Council puts the brakes on scooter rage
On a cold and wet Wednesday afternoon, The Northern Star expected it would be a challenge to find a scooter driver, but within seconds we spotted Beryl Anders, and moments after that we spotted another five scooters driving by.
Beryl's daughter bought the scooter for her after she had a heart attack and two strokes and decided it wasn't safe for Beryl to drive a car anymore.
"I love it, I'd be lost without it," Beryl said.
Ballina Shire Council has recognised scooters are becoming increasingly popular with the elderly, but they have caused some problems with other pedestrians.
It's called 'scooter rage', and yesterday the council's road safety and community education officer, Natalie Chapman, ran a free scooter safety workshop to address the problem.
"Ballina is very popular for scooter users and you don't have to pass a licence test to drive one," she said.
"We started this initiative to make sure people are educated and know what they are doing."
The workshop included presentations by the police on the rights and responsibilities of scooter drivers, who are

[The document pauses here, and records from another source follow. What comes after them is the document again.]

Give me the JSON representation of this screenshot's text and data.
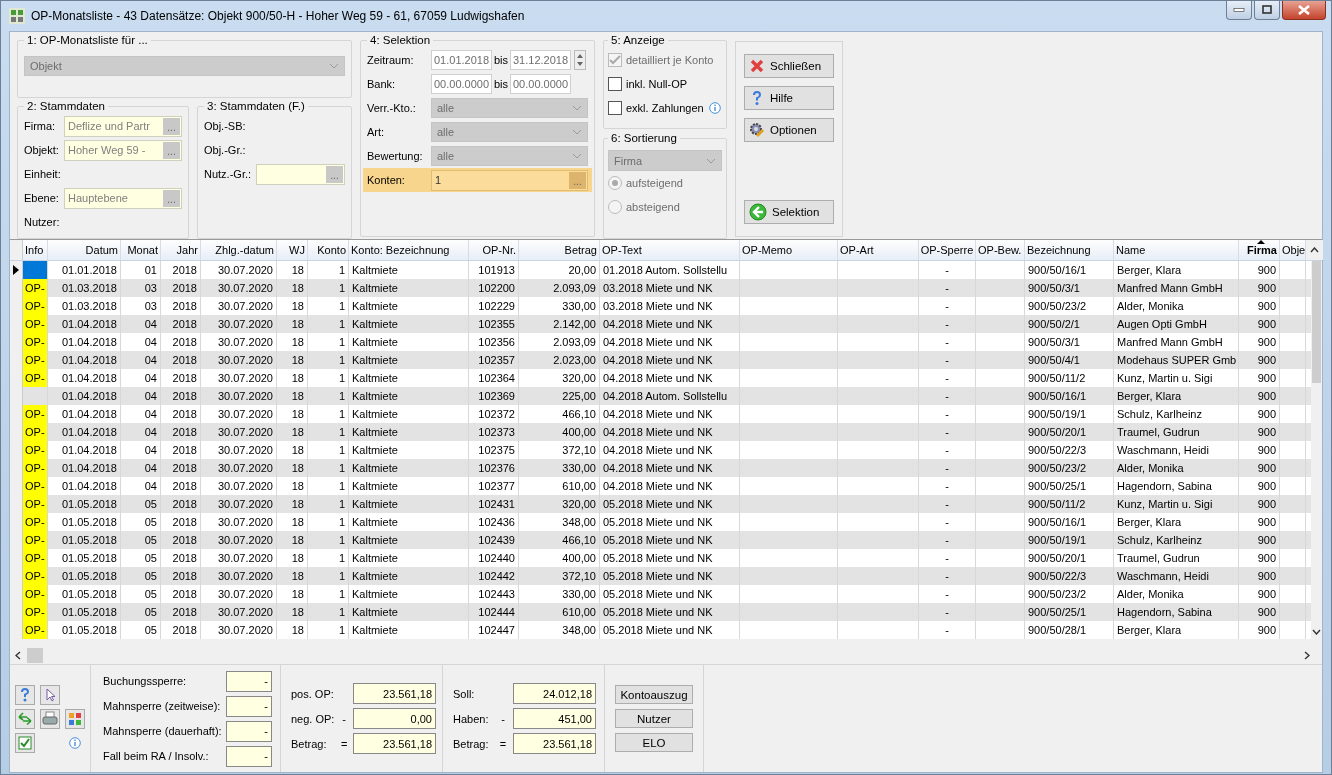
{
  "window": {
    "title": "OP-Monatsliste - 43 Datensätze:  Objekt 900/50-H - Hoher Weg 59 - 61, 67059 Ludwigshafen"
  },
  "group1": {
    "title": "1: OP-Monatsliste für ...",
    "select": "Objekt"
  },
  "group2": {
    "title": "2: Stammdaten",
    "items": [
      {
        "kind": "lookup",
        "label": "Firma:",
        "value": "Deflize und Partr",
        "browse": "..."
      },
      {
        "kind": "lookup",
        "label": "Objekt:",
        "value": "Hoher Weg 59 -",
        "browse": "..."
      },
      {
        "kind": "label",
        "label": "Einheit:"
      },
      {
        "kind": "lookup",
        "label": "Ebene:",
        "value": "Hauptebene",
        "browse": "..."
      },
      {
        "kind": "label",
        "label": "Nutzer:"
      }
    ]
  },
  "group3": {
    "title": "3: Stammdaten (F.)",
    "items": [
      {
        "kind": "label",
        "label": "Obj.-SB:"
      },
      {
        "kind": "label",
        "label": "Obj.-Gr.:"
      },
      {
        "kind": "lookup",
        "label": "Nutz.-Gr.:",
        "browse": "..."
      }
    ]
  },
  "group4": {
    "title": "4: Selektion",
    "items": [
      {
        "kind": "range",
        "label": "Zeitraum:",
        "from": "01.01.2018",
        "sep": "bis",
        "to": "31.12.2018"
      },
      {
        "kind": "range",
        "label": "Bank:",
        "from": "00.00.0000",
        "sep": "bis",
        "to": "00.00.0000"
      },
      {
        "kind": "select",
        "label": "Verr.-Kto.:",
        "value": "alle"
      },
      {
        "kind": "select",
        "label": "Art:",
        "value": "alle"
      },
      {
        "kind": "select",
        "label": "Bewertung:",
        "value": "alle"
      },
      {
        "kind": "lookup",
        "label": "Konten:",
        "value": "1",
        "browse": "...",
        "highlighted": true
      }
    ]
  },
  "group5": {
    "title": "5: Anzeige",
    "checkboxes": [
      {
        "label": "detailliert je Konto",
        "checked": true,
        "disabled": true
      },
      {
        "label": "inkl. Null-OP",
        "checked": false,
        "disabled": false
      },
      {
        "label": "exkl. Zahlungen",
        "checked": false,
        "disabled": false,
        "info": true
      }
    ]
  },
  "group6": {
    "title": "6: Sortierung",
    "select": "Firma",
    "disabled": true,
    "radios": [
      {
        "label": "aufsteigend",
        "selected": true
      },
      {
        "label": "absteigend",
        "selected": false
      }
    ]
  },
  "actions": [
    {
      "label": "Schließen",
      "kind": "close"
    },
    {
      "label": "Hilfe",
      "kind": "help"
    },
    {
      "label": "Optionen",
      "kind": "options"
    },
    {
      "label": "Selektion",
      "kind": "back"
    }
  ],
  "table": {
    "columns": [
      {
        "label": "Info",
        "sorted": false
      },
      {
        "label": "Datum",
        "sorted": false
      },
      {
        "label": "Monat",
        "sorted": false
      },
      {
        "label": "Jahr",
        "sorted": false
      },
      {
        "label": "Zhlg.-datum",
        "sorted": false
      },
      {
        "label": "WJ",
        "sorted": false
      },
      {
        "label": "Konto",
        "sorted": false
      },
      {
        "label": "Konto: Bezeichnung",
        "sorted": false
      },
      {
        "label": "OP-Nr.",
        "sorted": false
      },
      {
        "label": "Betrag",
        "sorted": false
      },
      {
        "label": "OP-Text",
        "sorted": false
      },
      {
        "label": "OP-Memo",
        "sorted": false
      },
      {
        "label": "OP-Art",
        "sorted": false
      },
      {
        "label": "OP-Sperre",
        "sorted": false
      },
      {
        "label": "OP-Bew.",
        "sorted": false
      },
      {
        "label": "Bezeichnung",
        "sorted": false
      },
      {
        "label": "Name",
        "sorted": false
      },
      {
        "label": "Firma",
        "sorted": true
      },
      {
        "label": "Obje",
        "sorted": false
      }
    ],
    "rows": [
      {
        "current": true,
        "datum": "01.01.2018",
        "monat": "01",
        "jahr": "2018",
        "zhlg": "30.07.2020",
        "wj": "18",
        "konto": "1",
        "bez": "Kaltmiete",
        "nr": "101913",
        "betrag": "20,00",
        "text": "01.2018 Autom. Sollstellu",
        "sperre": "-",
        "bezeichnung": "900/50/16/1",
        "name": "Berger, Klara",
        "firma": "900"
      },
      {
        "info": "OP-",
        "datum": "01.03.2018",
        "monat": "03",
        "jahr": "2018",
        "zhlg": "30.07.2020",
        "wj": "18",
        "konto": "1",
        "bez": "Kaltmiete",
        "nr": "102200",
        "betrag": "2.093,09",
        "text": "03.2018 Miete und NK",
        "sperre": "-",
        "bezeichnung": "900/50/3/1",
        "name": "Manfred Mann GmbH",
        "firma": "900"
      },
      {
        "info": "OP-",
        "datum": "01.03.2018",
        "monat": "03",
        "jahr": "2018",
        "zhlg": "30.07.2020",
        "wj": "18",
        "konto": "1",
        "bez": "Kaltmiete",
        "nr": "102229",
        "betrag": "330,00",
        "text": "03.2018 Miete und NK",
        "sperre": "-",
        "bezeichnung": "900/50/23/2",
        "name": "Alder, Monika",
        "firma": "900"
      },
      {
        "info": "OP-",
        "datum": "01.04.2018",
        "monat": "04",
        "jahr": "2018",
        "zhlg": "30.07.2020",
        "wj": "18",
        "konto": "1",
        "bez": "Kaltmiete",
        "nr": "102355",
        "betrag": "2.142,00",
        "text": "04.2018 Miete und NK",
        "sperre": "-",
        "bezeichnung": "900/50/2/1",
        "name": "Augen Opti GmbH",
        "firma": "900"
      },
      {
        "info": "OP-",
        "datum": "01.04.2018",
        "monat": "04",
        "jahr": "2018",
        "zhlg": "30.07.2020",
        "wj": "18",
        "konto": "1",
        "bez": "Kaltmiete",
        "nr": "102356",
        "betrag": "2.093,09",
        "text": "04.2018 Miete und NK",
        "sperre": "-",
        "bezeichnung": "900/50/3/1",
        "name": "Manfred Mann GmbH",
        "firma": "900"
      },
      {
        "info": "OP-",
        "datum": "01.04.2018",
        "monat": "04",
        "jahr": "2018",
        "zhlg": "30.07.2020",
        "wj": "18",
        "konto": "1",
        "bez": "Kaltmiete",
        "nr": "102357",
        "betrag": "2.023,00",
        "text": "04.2018 Miete und NK",
        "sperre": "-",
        "bezeichnung": "900/50/4/1",
        "name": "Modehaus SUPER Gmb",
        "firma": "900"
      },
      {
        "info": "OP-",
        "datum": "01.04.2018",
        "monat": "04",
        "jahr": "2018",
        "zhlg": "30.07.2020",
        "wj": "18",
        "konto": "1",
        "bez": "Kaltmiete",
        "nr": "102364",
        "betrag": "320,00",
        "text": "04.2018 Miete und NK",
        "sperre": "-",
        "bezeichnung": "900/50/11/2",
        "name": "Kunz, Martin u. Sigi",
        "firma": "900"
      },
      {
        "datum": "01.04.2018",
        "monat": "04",
        "jahr": "2018",
        "zhlg": "30.07.2020",
        "wj": "18",
        "konto": "1",
        "bez": "Kaltmiete",
        "nr": "102369",
        "betrag": "225,00",
        "text": "04.2018 Autom. Sollstellu",
        "sperre": "-",
        "bezeichnung": "900/50/16/1",
        "name": "Berger, Klara",
        "firma": "900"
      },
      {
        "info": "OP-",
        "datum": "01.04.2018",
        "monat": "04",
        "jahr": "2018",
        "zhlg": "30.07.2020",
        "wj": "18",
        "konto": "1",
        "bez": "Kaltmiete",
        "nr": "102372",
        "betrag": "466,10",
        "text": "04.2018 Miete und NK",
        "sperre": "-",
        "bezeichnung": "900/50/19/1",
        "name": "Schulz, Karlheinz",
        "firma": "900"
      },
      {
        "info": "OP-",
        "datum": "01.04.2018",
        "monat": "04",
        "jahr": "2018",
        "zhlg": "30.07.2020",
        "wj": "18",
        "konto": "1",
        "bez": "Kaltmiete",
        "nr": "102373",
        "betrag": "400,00",
        "text": "04.2018 Miete und NK",
        "sperre": "-",
        "bezeichnung": "900/50/20/1",
        "name": "Traumel, Gudrun",
        "firma": "900"
      },
      {
        "info": "OP-",
        "datum": "01.04.2018",
        "monat": "04",
        "jahr": "2018",
        "zhlg": "30.07.2020",
        "wj": "18",
        "konto": "1",
        "bez": "Kaltmiete",
        "nr": "102375",
        "betrag": "372,10",
        "text": "04.2018 Miete und NK",
        "sperre": "-",
        "bezeichnung": "900/50/22/3",
        "name": "Waschmann, Heidi",
        "firma": "900"
      },
      {
        "info": "OP-",
        "datum": "01.04.2018",
        "monat": "04",
        "jahr": "2018",
        "zhlg": "30.07.2020",
        "wj": "18",
        "konto": "1",
        "bez": "Kaltmiete",
        "nr": "102376",
        "betrag": "330,00",
        "text": "04.2018 Miete und NK",
        "sperre": "-",
        "bezeichnung": "900/50/23/2",
        "name": "Alder, Monika",
        "firma": "900"
      },
      {
        "info": "OP-",
        "datum": "01.04.2018",
        "monat": "04",
        "jahr": "2018",
        "zhlg": "30.07.2020",
        "wj": "18",
        "konto": "1",
        "bez": "Kaltmiete",
        "nr": "102377",
        "betrag": "610,00",
        "text": "04.2018 Miete und NK",
        "sperre": "-",
        "bezeichnung": "900/50/25/1",
        "name": "Hagendorn, Sabina",
        "firma": "900"
      },
      {
        "info": "OP-",
        "datum": "01.05.2018",
        "monat": "05",
        "jahr": "2018",
        "zhlg": "30.07.2020",
        "wj": "18",
        "konto": "1",
        "bez": "Kaltmiete",
        "nr": "102431",
        "betrag": "320,00",
        "text": "05.2018 Miete und NK",
        "sperre": "-",
        "bezeichnung": "900/50/11/2",
        "name": "Kunz, Martin u. Sigi",
        "firma": "900"
      },
      {
        "info": "OP-",
        "datum": "01.05.2018",
        "monat": "05",
        "jahr": "2018",
        "zhlg": "30.07.2020",
        "wj": "18",
        "konto": "1",
        "bez": "Kaltmiete",
        "nr": "102436",
        "betrag": "348,00",
        "text": "05.2018 Miete und NK",
        "sperre": "-",
        "bezeichnung": "900/50/16/1",
        "name": "Berger, Klara",
        "firma": "900"
      },
      {
        "info": "OP-",
        "datum": "01.05.2018",
        "monat": "05",
        "jahr": "2018",
        "zhlg": "30.07.2020",
        "wj": "18",
        "konto": "1",
        "bez": "Kaltmiete",
        "nr": "102439",
        "betrag": "466,10",
        "text": "05.2018 Miete und NK",
        "sperre": "-",
        "bezeichnung": "900/50/19/1",
        "name": "Schulz, Karlheinz",
        "firma": "900"
      },
      {
        "info": "OP-",
        "datum": "01.05.2018",
        "monat": "05",
        "jahr": "2018",
        "zhlg": "30.07.2020",
        "wj": "18",
        "konto": "1",
        "bez": "Kaltmiete",
        "nr": "102440",
        "betrag": "400,00",
        "text": "05.2018 Miete und NK",
        "sperre": "-",
        "bezeichnung": "900/50/20/1",
        "name": "Traumel, Gudrun",
        "firma": "900"
      },
      {
        "info": "OP-",
        "datum": "01.05.2018",
        "monat": "05",
        "jahr": "2018",
        "zhlg": "30.07.2020",
        "wj": "18",
        "konto": "1",
        "bez": "Kaltmiete",
        "nr": "102442",
        "betrag": "372,10",
        "text": "05.2018 Miete und NK",
        "sperre": "-",
        "bezeichnung": "900/50/22/3",
        "name": "Waschmann, Heidi",
        "firma": "900"
      },
      {
        "info": "OP-",
        "datum": "01.05.2018",
        "monat": "05",
        "jahr": "2018",
        "zhlg": "30.07.2020",
        "wj": "18",
        "konto": "1",
        "bez": "Kaltmiete",
        "nr": "102443",
        "betrag": "330,00",
        "text": "05.2018 Miete und NK",
        "sperre": "-",
        "bezeichnung": "900/50/23/2",
        "name": "Alder, Monika",
        "firma": "900"
      },
      {
        "info": "OP-",
        "datum": "01.05.2018",
        "monat": "05",
        "jahr": "2018",
        "zhlg": "30.07.2020",
        "wj": "18",
        "konto": "1",
        "bez": "Kaltmiete",
        "nr": "102444",
        "betrag": "610,00",
        "text": "05.2018 Miete und NK",
        "sperre": "-",
        "bezeichnung": "900/50/25/1",
        "name": "Hagendorn, Sabina",
        "firma": "900"
      },
      {
        "info": "OP-",
        "datum": "01.05.2018",
        "monat": "05",
        "jahr": "2018",
        "zhlg": "30.07.2020",
        "wj": "18",
        "konto": "1",
        "bez": "Kaltmiete",
        "nr": "102447",
        "betrag": "348,00",
        "text": "05.2018 Miete und NK",
        "sperre": "-",
        "bezeichnung": "900/50/28/1",
        "name": "Berger, Klara",
        "firma": "900"
      }
    ]
  },
  "locks": [
    {
      "label": "Buchungssperre:",
      "value": "-"
    },
    {
      "label": "Mahnsperre (zeitweise):",
      "value": "-"
    },
    {
      "label": "Mahnsperre (dauerhaft):",
      "value": "-"
    },
    {
      "label": "Fall beim RA / Insolv.:",
      "value": "-"
    }
  ],
  "op_sums": [
    {
      "label": "pos. OP:",
      "value": "23.561,18"
    },
    {
      "label": "neg. OP:",
      "op": "-",
      "value": "0,00"
    },
    {
      "label": "Betrag:",
      "op": "=",
      "value": "23.561,18"
    }
  ],
  "balance": [
    {
      "label": "Soll:",
      "value": "24.012,18"
    },
    {
      "label": "Haben:",
      "op": "-",
      "value": "451,00"
    },
    {
      "label": "Betrag:",
      "op": "=",
      "value": "23.561,18"
    }
  ],
  "bottom_buttons": [
    "Kontoauszug",
    "Nutzer",
    "ELO"
  ]
}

classified as pedestrians.
There was also an occupational therapist who talked about the skills needed to judge distances and traffic speeds, and how to handle the controls.
If it hadn't been for the rain, Natalie would have had the scooter drivers out in the car park doing figure eights and circuits between witches' hats.
Ms Chapman hopes the course will be held annually.